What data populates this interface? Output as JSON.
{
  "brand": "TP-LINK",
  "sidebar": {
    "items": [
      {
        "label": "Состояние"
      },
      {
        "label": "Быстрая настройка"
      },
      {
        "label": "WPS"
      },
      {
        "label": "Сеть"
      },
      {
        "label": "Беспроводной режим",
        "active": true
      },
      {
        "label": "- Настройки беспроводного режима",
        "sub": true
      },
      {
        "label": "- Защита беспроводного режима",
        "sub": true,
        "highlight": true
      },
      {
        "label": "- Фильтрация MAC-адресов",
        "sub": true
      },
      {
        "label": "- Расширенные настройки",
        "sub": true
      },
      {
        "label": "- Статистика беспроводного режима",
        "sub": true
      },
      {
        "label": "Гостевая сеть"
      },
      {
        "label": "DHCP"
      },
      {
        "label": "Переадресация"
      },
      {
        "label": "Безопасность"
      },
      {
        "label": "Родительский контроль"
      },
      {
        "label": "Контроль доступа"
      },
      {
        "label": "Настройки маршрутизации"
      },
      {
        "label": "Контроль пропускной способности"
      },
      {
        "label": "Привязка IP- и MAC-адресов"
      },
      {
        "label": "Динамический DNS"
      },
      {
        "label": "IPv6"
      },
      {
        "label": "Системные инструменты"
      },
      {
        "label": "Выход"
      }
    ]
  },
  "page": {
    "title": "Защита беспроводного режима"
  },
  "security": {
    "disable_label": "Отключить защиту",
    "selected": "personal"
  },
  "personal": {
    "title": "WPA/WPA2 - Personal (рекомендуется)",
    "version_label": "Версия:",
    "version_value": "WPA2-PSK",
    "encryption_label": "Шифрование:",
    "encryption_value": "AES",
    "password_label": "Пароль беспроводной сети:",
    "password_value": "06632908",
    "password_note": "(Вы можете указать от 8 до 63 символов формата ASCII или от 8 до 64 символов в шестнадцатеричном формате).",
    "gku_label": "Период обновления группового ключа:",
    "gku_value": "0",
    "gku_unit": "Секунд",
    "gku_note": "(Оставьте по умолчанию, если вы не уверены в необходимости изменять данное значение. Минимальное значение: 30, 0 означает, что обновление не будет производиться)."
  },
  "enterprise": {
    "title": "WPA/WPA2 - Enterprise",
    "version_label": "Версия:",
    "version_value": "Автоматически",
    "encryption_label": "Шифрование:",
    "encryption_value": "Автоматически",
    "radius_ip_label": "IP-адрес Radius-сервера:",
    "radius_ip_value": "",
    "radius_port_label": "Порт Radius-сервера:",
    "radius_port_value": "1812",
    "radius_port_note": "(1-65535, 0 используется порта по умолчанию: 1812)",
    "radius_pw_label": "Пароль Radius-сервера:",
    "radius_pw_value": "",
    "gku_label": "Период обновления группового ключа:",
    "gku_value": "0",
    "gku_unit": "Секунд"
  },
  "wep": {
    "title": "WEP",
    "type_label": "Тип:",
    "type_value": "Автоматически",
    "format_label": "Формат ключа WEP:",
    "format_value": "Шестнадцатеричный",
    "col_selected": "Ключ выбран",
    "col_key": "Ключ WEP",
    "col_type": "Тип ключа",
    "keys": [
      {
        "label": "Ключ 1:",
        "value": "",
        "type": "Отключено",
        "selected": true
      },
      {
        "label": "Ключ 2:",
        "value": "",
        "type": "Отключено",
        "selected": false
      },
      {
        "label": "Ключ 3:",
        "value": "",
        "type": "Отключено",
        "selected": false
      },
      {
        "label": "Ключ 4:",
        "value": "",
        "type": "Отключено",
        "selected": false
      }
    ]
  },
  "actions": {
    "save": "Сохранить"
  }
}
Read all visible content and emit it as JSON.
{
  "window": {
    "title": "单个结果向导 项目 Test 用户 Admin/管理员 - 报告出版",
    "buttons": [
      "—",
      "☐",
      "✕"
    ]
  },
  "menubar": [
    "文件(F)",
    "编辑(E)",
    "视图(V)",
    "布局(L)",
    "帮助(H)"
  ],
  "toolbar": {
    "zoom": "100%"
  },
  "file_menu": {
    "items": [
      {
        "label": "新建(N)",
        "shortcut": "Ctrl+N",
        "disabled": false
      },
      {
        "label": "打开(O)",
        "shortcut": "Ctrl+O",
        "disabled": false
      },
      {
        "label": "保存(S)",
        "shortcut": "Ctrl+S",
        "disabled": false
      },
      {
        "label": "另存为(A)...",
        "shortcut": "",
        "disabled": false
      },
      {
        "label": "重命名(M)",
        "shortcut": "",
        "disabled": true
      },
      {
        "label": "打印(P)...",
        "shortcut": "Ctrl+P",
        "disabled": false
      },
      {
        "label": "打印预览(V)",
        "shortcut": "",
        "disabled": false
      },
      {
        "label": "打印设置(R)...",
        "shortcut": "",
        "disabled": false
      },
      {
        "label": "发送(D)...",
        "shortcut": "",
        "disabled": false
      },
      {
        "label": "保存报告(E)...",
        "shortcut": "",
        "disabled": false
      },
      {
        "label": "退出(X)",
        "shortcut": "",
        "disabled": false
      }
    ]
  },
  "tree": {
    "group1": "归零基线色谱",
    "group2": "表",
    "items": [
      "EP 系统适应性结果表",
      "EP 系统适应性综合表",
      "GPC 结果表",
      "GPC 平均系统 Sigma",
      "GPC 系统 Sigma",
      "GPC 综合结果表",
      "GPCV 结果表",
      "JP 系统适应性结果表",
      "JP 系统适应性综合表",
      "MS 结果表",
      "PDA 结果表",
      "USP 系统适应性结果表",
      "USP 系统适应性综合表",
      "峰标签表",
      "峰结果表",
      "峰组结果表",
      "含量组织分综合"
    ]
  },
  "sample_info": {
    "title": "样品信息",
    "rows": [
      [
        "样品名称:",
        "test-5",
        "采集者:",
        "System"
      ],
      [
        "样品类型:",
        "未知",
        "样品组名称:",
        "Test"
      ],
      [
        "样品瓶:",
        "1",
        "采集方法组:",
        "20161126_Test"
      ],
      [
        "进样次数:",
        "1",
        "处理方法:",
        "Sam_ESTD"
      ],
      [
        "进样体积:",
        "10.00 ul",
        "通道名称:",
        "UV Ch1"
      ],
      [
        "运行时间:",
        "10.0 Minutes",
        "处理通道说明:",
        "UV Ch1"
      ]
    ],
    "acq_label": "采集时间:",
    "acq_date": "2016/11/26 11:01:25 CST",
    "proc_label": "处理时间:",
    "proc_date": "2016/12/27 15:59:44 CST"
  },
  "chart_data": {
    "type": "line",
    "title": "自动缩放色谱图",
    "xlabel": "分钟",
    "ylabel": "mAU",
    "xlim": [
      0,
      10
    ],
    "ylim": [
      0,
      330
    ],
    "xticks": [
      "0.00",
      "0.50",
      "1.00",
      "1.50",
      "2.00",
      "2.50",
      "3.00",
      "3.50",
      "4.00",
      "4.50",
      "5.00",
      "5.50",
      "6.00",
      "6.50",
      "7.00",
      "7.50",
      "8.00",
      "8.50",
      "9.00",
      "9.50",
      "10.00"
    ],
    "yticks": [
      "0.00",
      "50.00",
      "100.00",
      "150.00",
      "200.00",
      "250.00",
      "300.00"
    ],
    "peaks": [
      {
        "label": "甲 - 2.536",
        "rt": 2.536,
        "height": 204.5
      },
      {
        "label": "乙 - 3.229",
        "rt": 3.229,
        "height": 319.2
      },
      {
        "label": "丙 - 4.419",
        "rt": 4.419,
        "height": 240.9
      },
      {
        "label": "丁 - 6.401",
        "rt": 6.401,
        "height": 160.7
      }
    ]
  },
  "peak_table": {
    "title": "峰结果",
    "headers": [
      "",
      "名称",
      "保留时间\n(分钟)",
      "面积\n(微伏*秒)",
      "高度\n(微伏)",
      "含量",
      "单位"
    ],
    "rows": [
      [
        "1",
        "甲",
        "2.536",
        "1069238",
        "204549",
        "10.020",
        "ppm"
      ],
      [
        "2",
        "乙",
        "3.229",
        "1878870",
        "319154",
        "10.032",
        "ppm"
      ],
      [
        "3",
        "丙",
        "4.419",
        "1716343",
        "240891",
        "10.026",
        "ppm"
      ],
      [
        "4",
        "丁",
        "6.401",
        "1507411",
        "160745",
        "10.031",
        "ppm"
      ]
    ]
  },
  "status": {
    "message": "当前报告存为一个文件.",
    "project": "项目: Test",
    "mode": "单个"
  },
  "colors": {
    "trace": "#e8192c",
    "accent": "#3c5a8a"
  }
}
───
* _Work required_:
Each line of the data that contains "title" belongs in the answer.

* _Task output_:
    "title": "Защита беспроводного режима"
    "title": "WPA/WPA2 - Personal (рекомендуется)",
    "title": "WPA/WPA2 - Enterprise",
    "title": "WEP",
    "title": "单个结果向导 项目 Test 用户 Admin/管理员 - 报告出版",
    "title": "样品信息",
    "title": "自动缩放色谱图",
    "title": "峰结果",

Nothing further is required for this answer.